Aim of the task
Look for the word "icon" in the entries and copy every line where it shows up.

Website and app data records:
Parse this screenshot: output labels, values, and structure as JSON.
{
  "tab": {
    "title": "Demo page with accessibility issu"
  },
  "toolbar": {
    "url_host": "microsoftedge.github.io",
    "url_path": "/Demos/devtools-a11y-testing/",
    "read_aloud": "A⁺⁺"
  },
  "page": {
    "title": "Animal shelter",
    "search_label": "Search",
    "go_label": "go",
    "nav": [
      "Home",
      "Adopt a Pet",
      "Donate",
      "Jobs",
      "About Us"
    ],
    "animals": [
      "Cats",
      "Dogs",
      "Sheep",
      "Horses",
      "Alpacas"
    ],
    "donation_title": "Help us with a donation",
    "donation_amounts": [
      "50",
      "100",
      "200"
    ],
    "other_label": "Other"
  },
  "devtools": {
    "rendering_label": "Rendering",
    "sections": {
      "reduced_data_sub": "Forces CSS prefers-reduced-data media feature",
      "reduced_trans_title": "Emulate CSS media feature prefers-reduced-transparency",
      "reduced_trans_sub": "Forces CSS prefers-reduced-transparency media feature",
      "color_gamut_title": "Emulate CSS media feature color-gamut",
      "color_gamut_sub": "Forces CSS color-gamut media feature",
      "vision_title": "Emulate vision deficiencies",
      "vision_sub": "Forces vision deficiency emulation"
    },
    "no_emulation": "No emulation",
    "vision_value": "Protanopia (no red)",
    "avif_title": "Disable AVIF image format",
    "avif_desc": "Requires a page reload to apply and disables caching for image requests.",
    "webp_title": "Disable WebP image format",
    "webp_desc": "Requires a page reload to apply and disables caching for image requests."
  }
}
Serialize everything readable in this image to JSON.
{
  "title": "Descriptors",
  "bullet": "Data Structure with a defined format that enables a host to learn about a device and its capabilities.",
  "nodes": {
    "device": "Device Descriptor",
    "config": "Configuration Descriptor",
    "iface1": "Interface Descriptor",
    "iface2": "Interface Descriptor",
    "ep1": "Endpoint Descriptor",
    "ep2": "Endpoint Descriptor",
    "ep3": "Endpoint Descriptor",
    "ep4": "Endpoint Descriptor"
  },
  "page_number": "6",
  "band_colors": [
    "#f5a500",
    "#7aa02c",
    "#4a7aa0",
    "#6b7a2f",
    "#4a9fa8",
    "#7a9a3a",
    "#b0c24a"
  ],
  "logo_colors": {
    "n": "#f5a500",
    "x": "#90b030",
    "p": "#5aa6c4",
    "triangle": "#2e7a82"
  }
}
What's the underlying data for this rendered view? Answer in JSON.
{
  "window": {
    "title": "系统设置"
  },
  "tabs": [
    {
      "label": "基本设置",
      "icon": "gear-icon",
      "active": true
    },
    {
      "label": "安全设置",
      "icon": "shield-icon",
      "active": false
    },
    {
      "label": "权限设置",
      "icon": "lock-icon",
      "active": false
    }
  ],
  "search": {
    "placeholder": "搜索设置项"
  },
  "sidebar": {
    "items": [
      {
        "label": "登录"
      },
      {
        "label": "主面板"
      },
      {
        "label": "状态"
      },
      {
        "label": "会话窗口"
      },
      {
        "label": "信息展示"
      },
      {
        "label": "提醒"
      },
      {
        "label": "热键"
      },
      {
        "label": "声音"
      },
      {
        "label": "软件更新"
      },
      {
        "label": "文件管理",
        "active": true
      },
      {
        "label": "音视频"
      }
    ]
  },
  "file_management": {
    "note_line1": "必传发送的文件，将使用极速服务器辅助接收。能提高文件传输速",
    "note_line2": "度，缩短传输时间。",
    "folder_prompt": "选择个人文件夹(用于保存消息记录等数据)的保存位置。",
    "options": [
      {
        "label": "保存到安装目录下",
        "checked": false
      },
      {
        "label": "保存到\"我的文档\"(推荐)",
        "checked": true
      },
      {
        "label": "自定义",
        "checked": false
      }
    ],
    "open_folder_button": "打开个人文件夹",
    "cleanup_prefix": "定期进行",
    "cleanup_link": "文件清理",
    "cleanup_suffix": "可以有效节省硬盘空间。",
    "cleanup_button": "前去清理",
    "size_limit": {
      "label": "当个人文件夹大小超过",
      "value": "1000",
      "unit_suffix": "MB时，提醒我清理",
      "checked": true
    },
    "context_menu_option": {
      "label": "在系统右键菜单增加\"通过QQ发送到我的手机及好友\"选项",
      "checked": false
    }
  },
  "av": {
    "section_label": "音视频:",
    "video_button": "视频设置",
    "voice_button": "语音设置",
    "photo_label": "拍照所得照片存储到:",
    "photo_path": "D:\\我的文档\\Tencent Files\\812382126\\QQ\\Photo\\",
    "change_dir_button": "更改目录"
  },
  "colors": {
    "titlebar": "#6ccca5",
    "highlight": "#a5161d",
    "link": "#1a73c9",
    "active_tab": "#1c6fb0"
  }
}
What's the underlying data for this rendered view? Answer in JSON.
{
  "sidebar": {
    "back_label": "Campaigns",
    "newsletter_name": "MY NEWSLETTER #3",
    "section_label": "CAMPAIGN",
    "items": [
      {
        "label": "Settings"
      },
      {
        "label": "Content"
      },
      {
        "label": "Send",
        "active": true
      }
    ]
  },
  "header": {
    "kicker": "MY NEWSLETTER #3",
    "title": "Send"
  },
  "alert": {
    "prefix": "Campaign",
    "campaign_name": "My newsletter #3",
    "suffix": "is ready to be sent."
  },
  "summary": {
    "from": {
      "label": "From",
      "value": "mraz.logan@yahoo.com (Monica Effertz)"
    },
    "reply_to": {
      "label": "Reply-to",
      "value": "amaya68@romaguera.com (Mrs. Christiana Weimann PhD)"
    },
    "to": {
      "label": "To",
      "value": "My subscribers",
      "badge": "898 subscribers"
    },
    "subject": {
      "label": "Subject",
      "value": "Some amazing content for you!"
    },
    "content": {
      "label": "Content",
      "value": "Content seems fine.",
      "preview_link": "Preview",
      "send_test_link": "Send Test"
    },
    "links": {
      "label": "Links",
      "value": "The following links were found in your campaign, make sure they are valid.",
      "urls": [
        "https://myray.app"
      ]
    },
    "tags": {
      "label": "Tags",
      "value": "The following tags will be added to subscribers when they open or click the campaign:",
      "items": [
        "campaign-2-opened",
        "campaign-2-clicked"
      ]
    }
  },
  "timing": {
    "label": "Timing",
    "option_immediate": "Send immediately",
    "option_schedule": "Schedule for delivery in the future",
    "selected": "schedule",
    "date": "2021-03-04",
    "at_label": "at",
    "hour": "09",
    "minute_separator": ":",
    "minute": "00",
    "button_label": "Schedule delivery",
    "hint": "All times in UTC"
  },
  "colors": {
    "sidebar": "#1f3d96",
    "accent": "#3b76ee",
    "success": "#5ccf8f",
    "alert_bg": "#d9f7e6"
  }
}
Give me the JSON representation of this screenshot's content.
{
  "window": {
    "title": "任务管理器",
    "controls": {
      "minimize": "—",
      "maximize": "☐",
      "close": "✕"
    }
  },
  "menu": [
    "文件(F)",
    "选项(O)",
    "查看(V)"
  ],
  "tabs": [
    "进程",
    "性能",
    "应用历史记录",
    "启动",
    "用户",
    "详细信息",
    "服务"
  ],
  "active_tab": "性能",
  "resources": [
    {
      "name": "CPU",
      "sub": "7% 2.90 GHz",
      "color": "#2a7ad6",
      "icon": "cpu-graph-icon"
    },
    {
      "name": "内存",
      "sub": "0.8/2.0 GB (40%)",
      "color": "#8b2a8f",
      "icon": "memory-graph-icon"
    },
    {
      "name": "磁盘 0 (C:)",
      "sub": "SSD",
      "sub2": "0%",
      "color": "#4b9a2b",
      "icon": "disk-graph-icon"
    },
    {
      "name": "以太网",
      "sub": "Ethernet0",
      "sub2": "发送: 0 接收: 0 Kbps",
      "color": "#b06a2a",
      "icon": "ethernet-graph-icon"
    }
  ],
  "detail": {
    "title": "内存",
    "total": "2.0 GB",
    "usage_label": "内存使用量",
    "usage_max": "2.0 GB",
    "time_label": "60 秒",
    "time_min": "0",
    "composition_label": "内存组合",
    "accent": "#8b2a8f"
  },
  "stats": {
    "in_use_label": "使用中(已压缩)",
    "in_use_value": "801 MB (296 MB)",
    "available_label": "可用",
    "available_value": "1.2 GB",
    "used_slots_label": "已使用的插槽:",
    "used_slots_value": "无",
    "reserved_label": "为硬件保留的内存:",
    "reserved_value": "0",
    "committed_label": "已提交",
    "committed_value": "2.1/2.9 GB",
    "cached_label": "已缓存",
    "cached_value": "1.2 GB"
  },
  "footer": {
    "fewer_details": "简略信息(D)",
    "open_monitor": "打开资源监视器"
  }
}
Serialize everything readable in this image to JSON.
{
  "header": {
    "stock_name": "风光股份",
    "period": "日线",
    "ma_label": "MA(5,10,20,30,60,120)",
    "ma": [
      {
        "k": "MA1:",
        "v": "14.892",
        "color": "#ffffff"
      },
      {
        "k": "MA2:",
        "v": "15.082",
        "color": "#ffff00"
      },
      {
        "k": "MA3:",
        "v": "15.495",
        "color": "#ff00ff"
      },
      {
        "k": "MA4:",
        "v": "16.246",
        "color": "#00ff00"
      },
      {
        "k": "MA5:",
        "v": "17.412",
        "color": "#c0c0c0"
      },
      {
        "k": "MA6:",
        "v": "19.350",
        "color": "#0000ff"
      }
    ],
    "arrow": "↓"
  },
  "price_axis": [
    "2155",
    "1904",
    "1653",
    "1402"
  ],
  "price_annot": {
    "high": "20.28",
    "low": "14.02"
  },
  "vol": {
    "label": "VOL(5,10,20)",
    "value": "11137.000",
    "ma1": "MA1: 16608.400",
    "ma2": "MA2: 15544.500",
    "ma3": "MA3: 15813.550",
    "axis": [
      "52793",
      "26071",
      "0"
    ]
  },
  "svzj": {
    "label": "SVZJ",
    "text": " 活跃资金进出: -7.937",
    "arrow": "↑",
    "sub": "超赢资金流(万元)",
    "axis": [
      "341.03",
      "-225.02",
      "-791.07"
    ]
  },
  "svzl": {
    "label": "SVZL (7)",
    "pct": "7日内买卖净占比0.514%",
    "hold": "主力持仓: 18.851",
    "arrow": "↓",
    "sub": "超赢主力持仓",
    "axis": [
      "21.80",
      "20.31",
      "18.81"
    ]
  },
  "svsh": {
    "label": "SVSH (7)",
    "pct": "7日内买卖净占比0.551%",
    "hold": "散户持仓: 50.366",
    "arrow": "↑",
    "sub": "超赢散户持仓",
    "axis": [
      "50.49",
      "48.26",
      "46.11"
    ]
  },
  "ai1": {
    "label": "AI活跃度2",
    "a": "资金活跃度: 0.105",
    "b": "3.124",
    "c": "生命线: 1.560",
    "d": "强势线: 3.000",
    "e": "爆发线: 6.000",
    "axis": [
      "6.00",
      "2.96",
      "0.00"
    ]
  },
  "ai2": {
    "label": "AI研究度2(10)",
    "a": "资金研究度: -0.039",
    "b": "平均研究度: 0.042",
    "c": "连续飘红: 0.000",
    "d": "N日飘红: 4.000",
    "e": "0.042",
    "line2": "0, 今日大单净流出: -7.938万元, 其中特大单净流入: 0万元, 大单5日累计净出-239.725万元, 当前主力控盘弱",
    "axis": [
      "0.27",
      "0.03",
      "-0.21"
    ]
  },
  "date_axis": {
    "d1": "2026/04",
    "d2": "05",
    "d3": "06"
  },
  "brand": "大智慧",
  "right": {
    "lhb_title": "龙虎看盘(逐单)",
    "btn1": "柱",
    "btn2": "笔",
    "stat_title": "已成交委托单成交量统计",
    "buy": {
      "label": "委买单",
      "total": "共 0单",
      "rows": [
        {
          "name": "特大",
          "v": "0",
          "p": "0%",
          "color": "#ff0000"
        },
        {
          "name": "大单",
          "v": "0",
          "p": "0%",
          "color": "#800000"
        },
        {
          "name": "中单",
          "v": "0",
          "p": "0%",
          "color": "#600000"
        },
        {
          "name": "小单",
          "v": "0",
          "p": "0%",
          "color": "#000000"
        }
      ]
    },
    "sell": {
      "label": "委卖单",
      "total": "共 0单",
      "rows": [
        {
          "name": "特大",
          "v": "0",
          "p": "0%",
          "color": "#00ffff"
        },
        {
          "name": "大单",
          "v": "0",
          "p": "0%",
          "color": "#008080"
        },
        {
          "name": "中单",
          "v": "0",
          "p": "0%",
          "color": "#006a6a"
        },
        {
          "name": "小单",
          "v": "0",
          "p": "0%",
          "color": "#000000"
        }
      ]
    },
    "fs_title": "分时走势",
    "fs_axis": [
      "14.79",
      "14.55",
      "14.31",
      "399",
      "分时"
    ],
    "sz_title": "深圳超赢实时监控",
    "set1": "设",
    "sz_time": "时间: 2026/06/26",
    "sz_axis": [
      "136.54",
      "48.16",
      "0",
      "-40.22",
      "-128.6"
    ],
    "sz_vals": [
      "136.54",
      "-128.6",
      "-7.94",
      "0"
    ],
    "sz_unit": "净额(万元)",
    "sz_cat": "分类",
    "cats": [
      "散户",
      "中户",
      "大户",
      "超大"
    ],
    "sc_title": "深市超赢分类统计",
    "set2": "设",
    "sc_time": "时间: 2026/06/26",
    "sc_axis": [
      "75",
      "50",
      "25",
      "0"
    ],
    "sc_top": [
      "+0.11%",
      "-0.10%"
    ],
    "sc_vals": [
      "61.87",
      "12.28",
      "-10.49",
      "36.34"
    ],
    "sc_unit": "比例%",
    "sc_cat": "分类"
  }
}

Result of this exercise
      "icon": "gear-icon",
      "icon": "shield-icon",
      "icon": "lock-icon",
      "icon": "cpu-graph-icon"
      "icon": "memory-graph-icon"
      "icon": "disk-graph-icon"
      "icon": "ethernet-graph-icon"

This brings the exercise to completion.